Soon immersed in the Bedford Park Festival, Torin saw The Chiswick Book Festival as a natural development, as there had always been a book element to the festival. The first Book Festival was hugely helped by having industry insiders Jacks Thomas – then at Midas PR, now Director of the London Book Fair – and Malcolm Edwards, then deputy chief executive and publisher of Orion on board. (He was the editor of George R R Martin’s A Game of Thrones, amongst other things.) The first year’s line-up included Lady Antonia Fraser, Anthony Horowitz, Jacqueline Wilson and Michael Frayn and the rest, as they say is history.
The roll call of famous authors who’ve appeared at the Book Festival is pretty impressive: novelists such as Maggie O’Farrell, historians Max Hastings and Hugh Sebag-Montefiore, children’s writers Jacqueline Wilson and Cressida Cowell, comedy writers David Baddiel, Shappi Khorsandi and Andy Hamilton, adventurers, food and wine writers, people who’ve written their autobiography, such as Jo Malone and Mary Portas, and a fair smattering of journalists and politicians like Hunter Davies, Jeremy Vine and Vince Cable, reflecting Torin’s own contacts book.
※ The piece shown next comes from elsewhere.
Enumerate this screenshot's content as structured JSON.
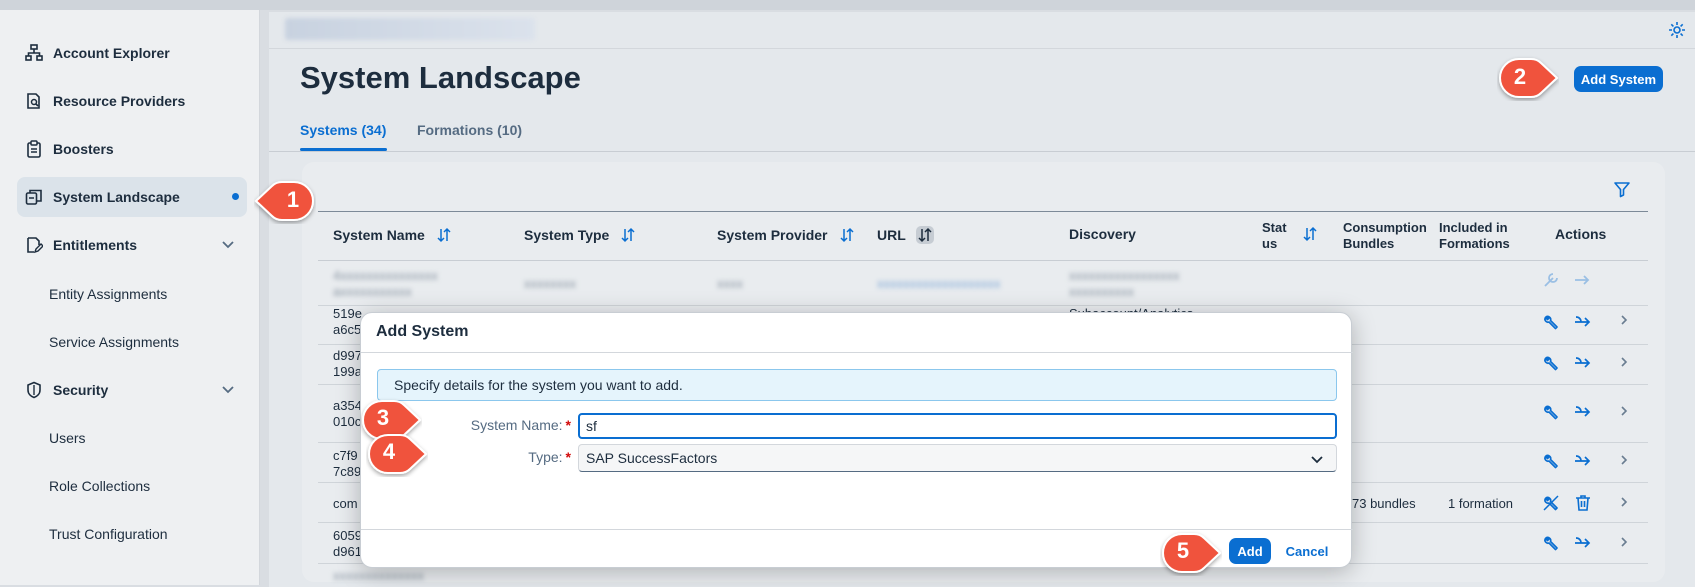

I asked him which were the moments that stood out for him from ten years of directing the Book Festival. “The very first event” he said. “When Antonia Fraser filled the church for that very first event, I was so pleased – but what was even better was that she said to everyone at the end ‘What a wonderful church and what wonderful questions from the audience.’” Michael Morpurgo, who three years in got the biggest audience ever – more than 400 people. Torin remembers a little girl standing up and asking him “Why do so many people die in your books?” and the audience laughing when Michael Morpurgo asked her name. “Joy” she told him.
And the Bedford Park Festival? “I got to know Richard Briers quite well” Torin told me. “He was a lovely man. He could be quite grumpy. He didn’t like crowds”. Fr Kevin Morris presided over his funeral at St Michael & All Angels. He recalled how Richard Briers always said “I’m not religious”. Fr Kevin got the last laugh. “You are now” he told a packed church.
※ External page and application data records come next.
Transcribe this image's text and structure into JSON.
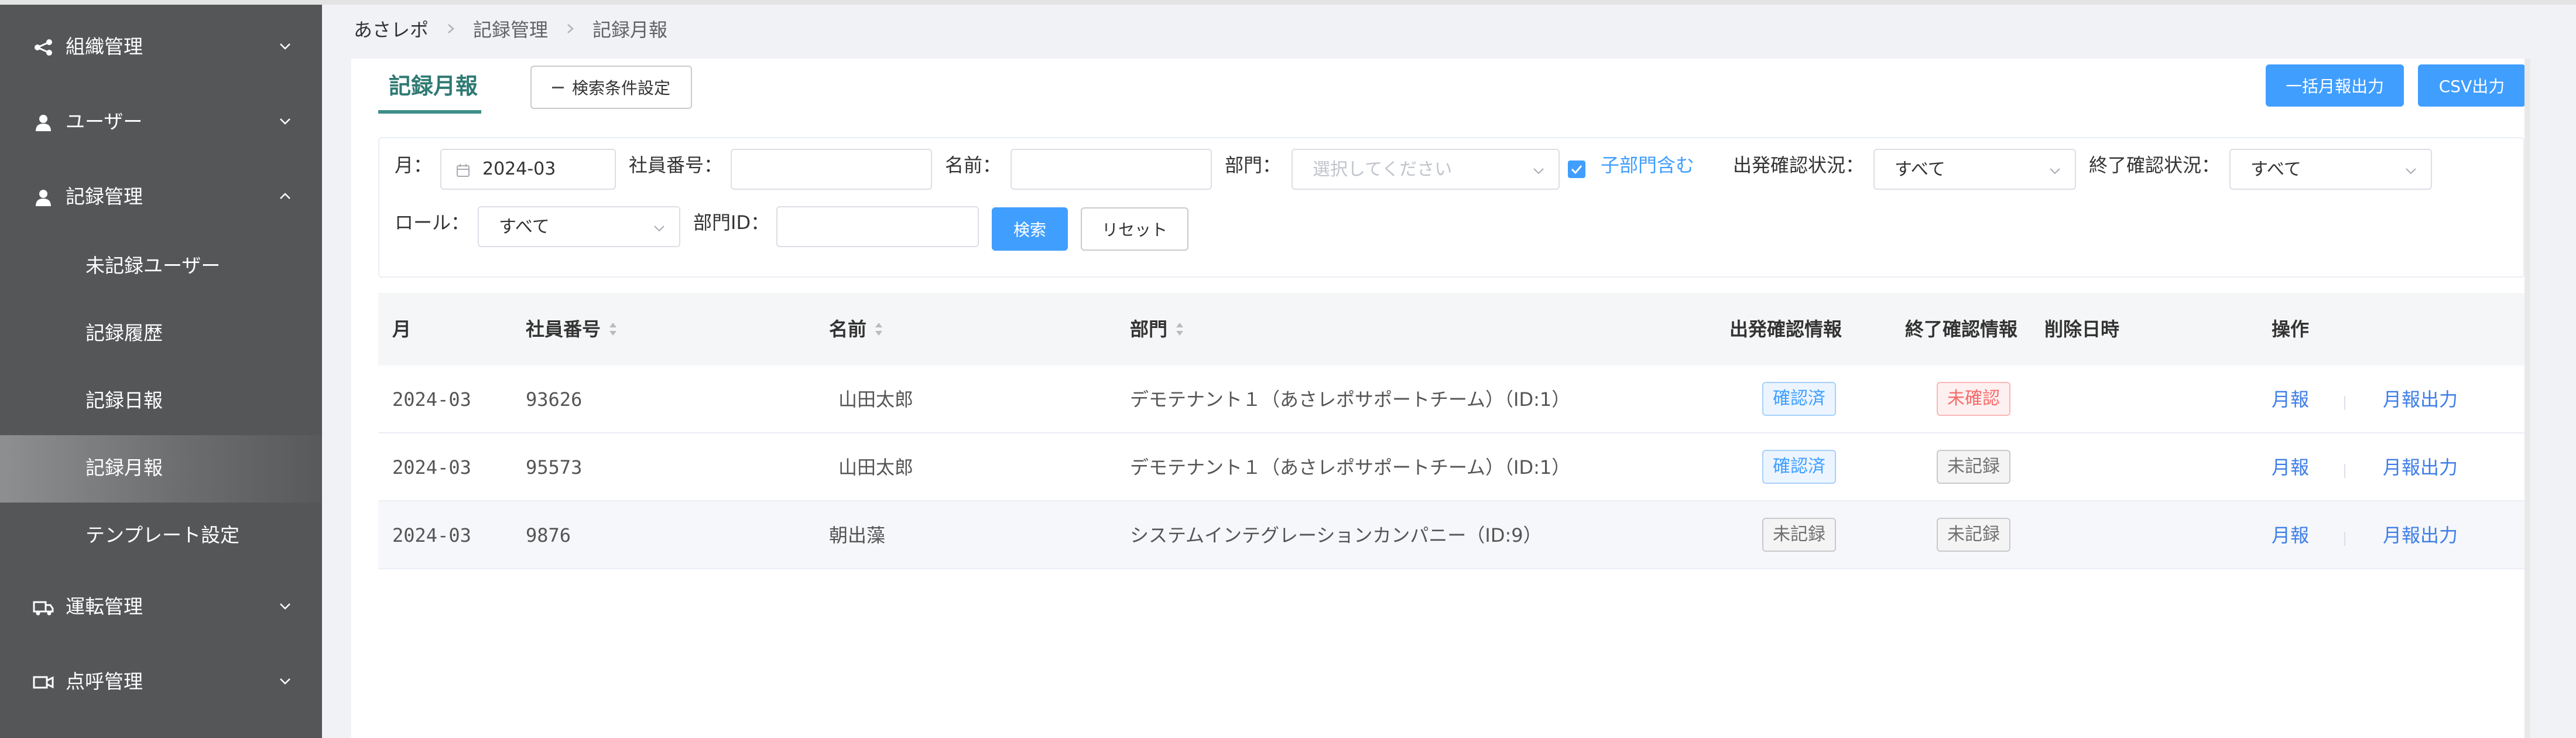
{
  "sidebar": {
    "groups": [
      {
        "label": "組織管理",
        "icon": "share-icon"
      },
      {
        "label": "ユーザー",
        "icon": "user-icon"
      },
      {
        "label": "記録管理",
        "icon": "user-icon"
      },
      {
        "label": "運転管理",
        "icon": "truck-icon"
      },
      {
        "label": "点呼管理",
        "icon": "video-icon"
      }
    ],
    "record_items": [
      {
        "label": "未記録ユーザー"
      },
      {
        "label": "記録履歴"
      },
      {
        "label": "記録日報"
      },
      {
        "label": "記録月報"
      },
      {
        "label": "テンプレート設定"
      }
    ],
    "active_item": "記録月報"
  },
  "breadcrumb": [
    "あさレポ",
    "記録管理",
    "記録月報"
  ],
  "page": {
    "tab_title": "記録月報",
    "search_conditions_label": "検索条件設定",
    "bulk_monthly_output_label": "一括月報出力",
    "csv_output_label": "CSV出力"
  },
  "filters": {
    "month_label": "月：",
    "month_value": "2024-03",
    "employee_no_label": "社員番号：",
    "employee_no_value": "",
    "name_label": "名前：",
    "name_value": "",
    "department_label": "部門：",
    "department_placeholder": "選択してください",
    "include_sub_label": "子部門含む",
    "include_sub_checked": true,
    "departure_status_label": "出発確認状況：",
    "departure_status_value": "すべて",
    "end_status_label": "終了確認状況：",
    "end_status_value": "すべて",
    "role_label": "ロール：",
    "role_value": "すべて",
    "department_id_label": "部門ID：",
    "department_id_value": "",
    "search_label": "検索",
    "reset_label": "リセット"
  },
  "table": {
    "headers": {
      "month": "月",
      "employee_no": "社員番号",
      "name": "名前",
      "department": "部門",
      "departure_info": "出発確認情報",
      "end_info": "終了確認情報",
      "deleted_at": "削除日時",
      "actions": "操作"
    },
    "rows": [
      {
        "month": "2024-03",
        "employee_no": "93626",
        "name": "山田太郎",
        "department": "デモテナント１（あさレポサポートチーム）（ID:1）",
        "departure": "確認済",
        "departure_status": "ok",
        "end": "未確認",
        "end_status": "ng",
        "deleted_at": "",
        "action_report": "月報",
        "action_output": "月報出力"
      },
      {
        "month": "2024-03",
        "employee_no": "95573",
        "name": "山田太郎",
        "department": "デモテナント１（あさレポサポートチーム）（ID:1）",
        "departure": "確認済",
        "departure_status": "ok",
        "end": "未記録",
        "end_status": "none",
        "deleted_at": "",
        "action_report": "月報",
        "action_output": "月報出力"
      },
      {
        "month": "2024-03",
        "employee_no": "9876",
        "name": "朝出藻",
        "department": "システムインテグレーションカンパニー（ID:9）",
        "departure": "未記録",
        "departure_status": "none",
        "end": "未記録",
        "end_status": "none",
        "deleted_at": "",
        "action_report": "月報",
        "action_output": "月報出力"
      }
    ]
  },
  "colors": {
    "sidebar_bg": "#555658",
    "accent_teal": "#2f7a73",
    "primary_blue": "#409eff",
    "danger_red": "#f56c6c"
  }
}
The line-up of celebrities for the opening of the 50th Green Days weekend also illustrates the pulling power of Torin’s influence. Downton Abbey actors Elizabeth McGovern and Phyllis Logan, singer Sophie Ellix Bextor and journalists Fergal Keane, Rageh Omar and Jeremy Vine were all there to celebrate the big anniversary.
Not averse to a little gossip, if there is one person with their finger on the pulse of the social and cultural life of Chiswick, it’s Torin. Being a big fish in a small pond can go to your head. Life and literature are full of people who wield a little influence and swan about, using it to triumph in petty rivalries. Torin doesn’t swan, he bustles. He bustles about in a cheerful and entirely productive way for the common good. The opposite of the caricature, he doesn’t seem to bear grudges or make enemies and if there’s a way of working cooperatively, he’ll find it.
He set up an annual networking event a few years ago with Jane Harrison, former Principal of the Arts Ed, because he realised that although he knew lots of people organising cultural events in Chiswick, they didn’t know each other. Providing a forum for the various organisations to meet each other has led to the blossoming of all sorts of productive relationships. The Dog Show talks to the Artists at Home, who chat to the Chiswick Playhouse theatre, who make plans with local writers and so on.
Fat chance of ‘stepping back’. I hate to tell you this Torin, but you are indispensable to the social life of Chiswick!